Even if you never attempt a muscle up I would recommend this exercise/mobility drill as a way of strengthening your shoulders and preventing injury.
The Ring muscle up is generally a more difficult technique for both beginners and experts.
The world record for bar muscle ups max repetitions is 26. The maximum number of repetitions on the rings is 14
Factors that make the ring muscle up include:
More time under tension, less reliant on momentum
The instability of rings provides more of a challenge compared to the relative stability of a fixed bar
The false grip is more difficult to maintain for a high number of repetitions compared with a regular bar grip
The combination of instability, a higher time under tension and a more difficult transition movement are more taxing on the muscles
Both styles require significant shoulder mobility however there is a greater emphasis a wide range of motion in the shoulders and strength at all angles of the shoulder joint with rings compared to the bar.
Both styles are fantastic compound exercises and require a lot of technique. While I have given a rather overwhelming case for the ring muscle up being more difficult, it is worth noting that neither exericse is easy and both require a level of technical proficentcy.
Also every individual is different which is why some more may be more predisposed to one style of muscle up whether its because of natural ability or because they are accustomed to training in a particular style.
For example if an particular person has natural explosive strength then the tend to take to the bar muscle up more readily.

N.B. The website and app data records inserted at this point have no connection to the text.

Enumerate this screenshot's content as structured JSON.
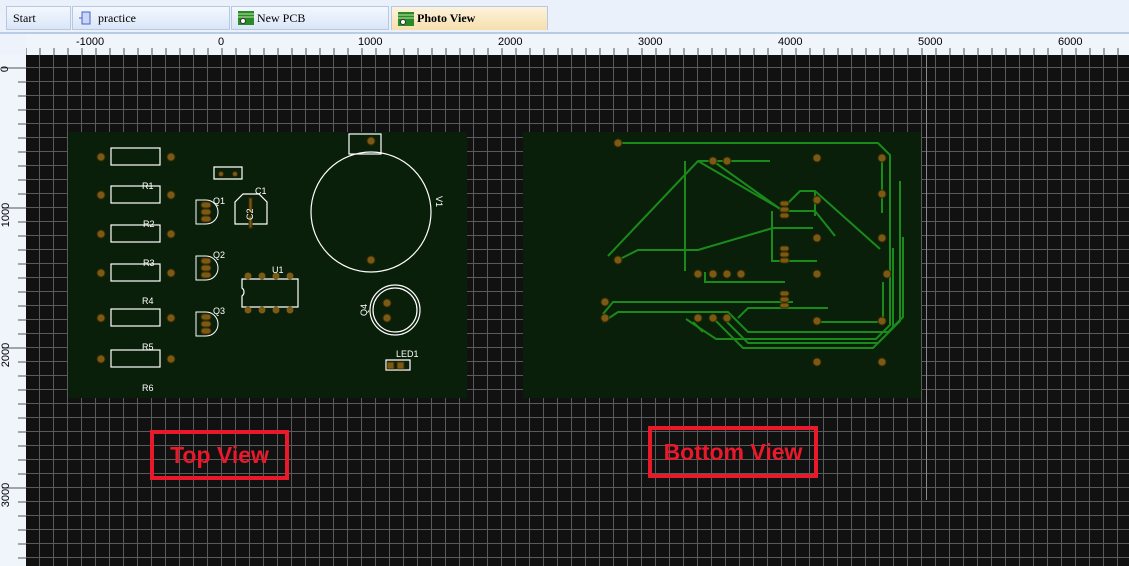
{
  "tabs": [
    {
      "label": "Start",
      "icon": "none"
    },
    {
      "label": "practice",
      "icon": "schematic-icon"
    },
    {
      "label": "New PCB",
      "icon": "pcb-icon"
    },
    {
      "label": "Photo View",
      "icon": "pcb-icon",
      "active": true
    }
  ],
  "ruler": {
    "horizontal": [
      "-1000",
      "0",
      "1000",
      "2000",
      "3000",
      "4000",
      "5000",
      "6000"
    ],
    "vertical": [
      "0",
      "1000",
      "2000",
      "3000"
    ]
  },
  "top_view": {
    "caption": "Top View",
    "designators": {
      "r1": "R1",
      "r2": "R2",
      "r3": "R3",
      "r4": "R4",
      "r5": "R5",
      "r6": "R6",
      "q1": "Q1",
      "q2": "Q2",
      "q3": "Q3",
      "q4": "Q4",
      "c1": "C1",
      "c2": "C2",
      "u1": "U1",
      "v1": "V1",
      "led1": "LED1"
    }
  },
  "bottom_view": {
    "caption": "Bottom View"
  },
  "colors": {
    "board": "#0a1f0a",
    "pad": "#7a5a14",
    "trace": "#1a8a1a",
    "silk": "#ffffff",
    "annotation": "#e8192a"
  }
}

Someone who may not necessarily be the most explosive buy has a natural aptitude for technique and a good level of strength could find the ring muscle up more favourable.
It really comes down to who you are and where your strengths lie. If you have the discipline and put in the prerequisite ground work there is no reason you can't learn and become a master of both techniques regardless of where you are today.